Work order:
Write out each entry, exactly the way it appears.

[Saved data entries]

* * *

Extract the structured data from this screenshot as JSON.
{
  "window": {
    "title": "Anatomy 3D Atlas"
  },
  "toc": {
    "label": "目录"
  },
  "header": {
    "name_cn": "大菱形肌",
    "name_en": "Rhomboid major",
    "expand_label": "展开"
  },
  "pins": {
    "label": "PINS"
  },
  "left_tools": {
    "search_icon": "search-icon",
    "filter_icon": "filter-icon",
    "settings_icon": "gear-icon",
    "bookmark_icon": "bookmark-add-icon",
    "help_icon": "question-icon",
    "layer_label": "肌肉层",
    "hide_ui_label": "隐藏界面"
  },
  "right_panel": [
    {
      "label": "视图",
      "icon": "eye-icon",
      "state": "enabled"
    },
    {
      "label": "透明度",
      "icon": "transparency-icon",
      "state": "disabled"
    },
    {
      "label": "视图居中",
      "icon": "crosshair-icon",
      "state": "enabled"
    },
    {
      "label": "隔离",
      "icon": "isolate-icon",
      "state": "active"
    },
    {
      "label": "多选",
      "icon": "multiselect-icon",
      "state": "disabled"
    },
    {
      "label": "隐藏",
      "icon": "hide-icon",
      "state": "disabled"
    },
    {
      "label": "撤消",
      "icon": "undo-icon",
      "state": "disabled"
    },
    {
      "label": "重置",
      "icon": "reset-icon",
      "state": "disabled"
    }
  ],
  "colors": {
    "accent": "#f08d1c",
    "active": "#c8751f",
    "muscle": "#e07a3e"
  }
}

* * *

Exercise result:
Extract the structured data from this screenshot as JSON.
{
  "window": {
    "title": "Anatomy 3D Atlas"
  },
  "toc": {
    "label": "目录"
  },
  "header": {
    "name_cn": "大菱形肌",
    "name_en": "Rhomboid major",
    "expand_label": "展开"
  },
  "pins": {
    "label": "PINS"
  },
  "left_tools": {
    "search_icon": "search-icon",
    "filter_icon": "filter-icon",
    "settings_icon": "gear-icon",
    "bookmark_icon": "bookmark-add-icon",
    "help_icon": "question-icon",
    "layer_label": "肌肉层",
    "hide_ui_label": "隐藏界面"
  },
  "right_panel": [
    {
      "label": "视图",
      "icon": "eye-icon",
      "state": "enabled"
    },
    {
      "label": "透明度",
      "icon": "transparency-icon",
      "state": "disabled"
    },
    {
      "label": "视图居中",
      "icon": "crosshair-icon",
      "state": "enabled"
    },
    {
      "label": "隔离",
      "icon": "isolate-icon",
      "state": "active"
    },
    {
      "label": "多选",
      "icon": "multiselect-icon",
      "state": "disabled"
    },
    {
      "label": "隐藏",
      "icon": "hide-icon",
      "state": "disabled"
    },
    {
      "label": "撤消",
      "icon": "undo-icon",
      "state": "disabled"
    },
    {
      "label": "重置",
      "icon": "reset-icon",
      "state": "disabled"
    }
  ],
  "colors": {
    "accent": "#f08d1c",
    "active": "#c8751f",
    "muscle": "#e07a3e"
  }
}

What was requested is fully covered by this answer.